Effect of immunological castration management strategy on lipid oxidation and sensory characteristics of bacon stored under simulated food service conditions

R. T. Herrick, M. A. Tavárez, B. N. Harsh, M. A. Mellencamp, Dustin Dee Boler, Anna Carol Dilger

Research output: Contribution to journalArticlepeer-review

Abstract

The objectives of this study were to determine the effect of 1) immunological castration (Improvest, a gonadotropin releasing factor analog-diphtheria toxoid conjugate) management strategy (age at slaughter and time of slaughter after second dose) and 2) sex on lipid oxidation and sensory characteristics of bacon stored under simulated food service conditions. For Objective 1, immunological castration management strategies included 24-wk-old immunologically castrated (IC) barrows 4, 6, 8, or 10 wk after the second Improvest dose (ASD); 26-wk-old IC barrows 6 wk ASD; and 28-wk-old IC barrows 8 wk ASD (n = 63). Objective 2 (n = 97) included IC barrows, physically castrated (PC) barrows, and gilts slaughtered at 24, 26, and 28 wks of age. Bellies from 2 slaughter dates were manufactured into bacon under commercial conditions. Bacon slices were laid out on parchment paper, packaged in oxygen-permeable poly-vinyl–lined boxes, and frozen (−33°C) for 1, 4, 8, or 12 wk to simulate food service conditions.
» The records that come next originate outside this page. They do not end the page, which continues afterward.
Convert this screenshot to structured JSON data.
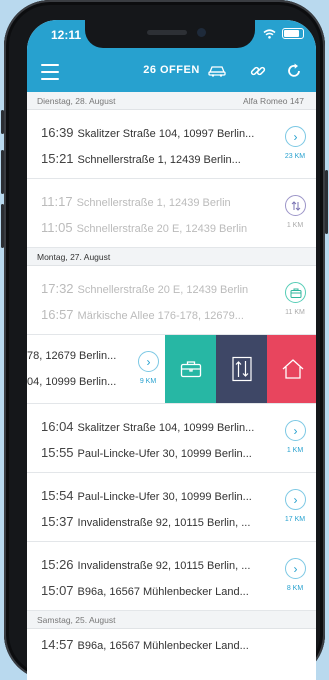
{
  "status_bar": {
    "time": "12:11"
  },
  "header": {
    "title": "26 OFFEN"
  },
  "icons": {
    "menu": "hamburger-icon",
    "car": "car-icon",
    "link": "link-icon",
    "refresh": "refresh-icon",
    "arrow": "chevron-right-icon",
    "briefcase": "briefcase-icon",
    "swap": "swap-arrows-icon",
    "home": "home-icon"
  },
  "colors": {
    "primary": "#27a1cf",
    "teal": "#27b7a4",
    "navy": "#3e4766",
    "red": "#e8455e"
  },
  "groups": [
    {
      "date": "Dienstag, 28. August",
      "vehicle": "Alfa Romeo 147",
      "trips": [
        {
          "t1": "16:39",
          "a1": "Skalitzer Straße 104, 10997 Berlin...",
          "t2": "15:21",
          "a2": "Schnellerstraße 1, 12439 Berlin...",
          "km": "23 KM"
        },
        {
          "t1": "11:17",
          "a1": "Schnellerstraße 1, 12439 Berlin",
          "t2": "11:05",
          "a2": "Schnellerstraße 20 E, 12439 Berlin",
          "km": "1 KM"
        }
      ]
    },
    {
      "date": "Montag, 27. August",
      "trips": [
        {
          "t1": "17:32",
          "a1": "Schnellerstraße 20 E, 12439 Berlin",
          "t2": "16:57",
          "a2": "Märkische Allee 176-178, 12679...",
          "km": "11 KM"
        },
        {
          "a1": "78, 12679 Berlin...",
          "a2": "04, 10999 Berlin...",
          "km": "9 KM"
        },
        {
          "t1": "16:04",
          "a1": "Skalitzer Straße 104, 10999 Berlin...",
          "t2": "15:55",
          "a2": "Paul-Lincke-Ufer 30, 10999 Berlin...",
          "km": "1 KM"
        },
        {
          "t1": "15:54",
          "a1": "Paul-Lincke-Ufer 30, 10999 Berlin...",
          "t2": "15:37",
          "a2": "Invalidenstraße 92, 10115 Berlin, ...",
          "km": "17 KM"
        },
        {
          "t1": "15:26",
          "a1": "Invalidenstraße 92, 10115 Berlin, ...",
          "t2": "15:07",
          "a2": "B96a, 16567 Mühlenbecker Land...",
          "km": "8 KM"
        }
      ]
    },
    {
      "date": "Samstag, 25. August",
      "trips": [
        {
          "t1": "14:57",
          "a1": "B96a, 16567 Mühlenbecker Land..."
        }
      ]
    }
  ]
}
At the end of each storage period, bacon was evaluated for lipid oxidation, moisture and lipid content, and sensory characteristics. Data from both objectives were analyzed using the MIXED pro- cedure in SAS with belly as the experimental unit. For both objectives, as storage time increased, lipid oxidation of bacon increased (P < 0.01), regardless of management strategy or sex. Also, there was no sex or management strategy × week of frozen storage interaction for any traits evaluated (P ≥ 0.25). For Objective 1, lipid content of bacon from IC barrows increased as time of slaughter ASD increased (P < 0.05), regardless of age at slaughter. Additionally, there were no differences in sensory attributes of bacon across management strategies. For the evaluation of sex effects in Objective 2, lipid oxidation was greater (P < 0.05) in IC barrows compared with PC barrows but was not different than gilts (P > 0.05). After 12 wk of frozen storage, lipid oxidation values for IC barrows, PC barrows, and gilts were still below 0.5 mg malondialdehyde/kg of meat, the threshold at which trained panelists may deem a food to be rancid. In conclusion, bacon shelf life characteristics were not altered by the immunological castration management strategy and bacon from IC barrows was similar to bacon from gilts. Therefore, bacon from IC barrows would result in shelf life and sensory quality similar to PC barrows and gilts.

Original languageEnglish (US)
Pages (from-to)3084-3092
Number of pages9
JournalJournal of animal science
Volume94
Issue number7
DOIs
StatePublished - Jul 2016

Keywords

  • Bacon
  • Frozen storage
  • Improvest
  • Lipid oxidation
  • Sensory

ASJC Scopus subject areas

  • Food Science
  • Animal Science and Zoology
  • Genetics

Fingerprint Dive into the research topics of 'Effect of immunological castration management strategy on lipid oxidation and sensory characteristics of bacon stored under simulated food service conditions'. Together they form a unique fingerprint.

Cite this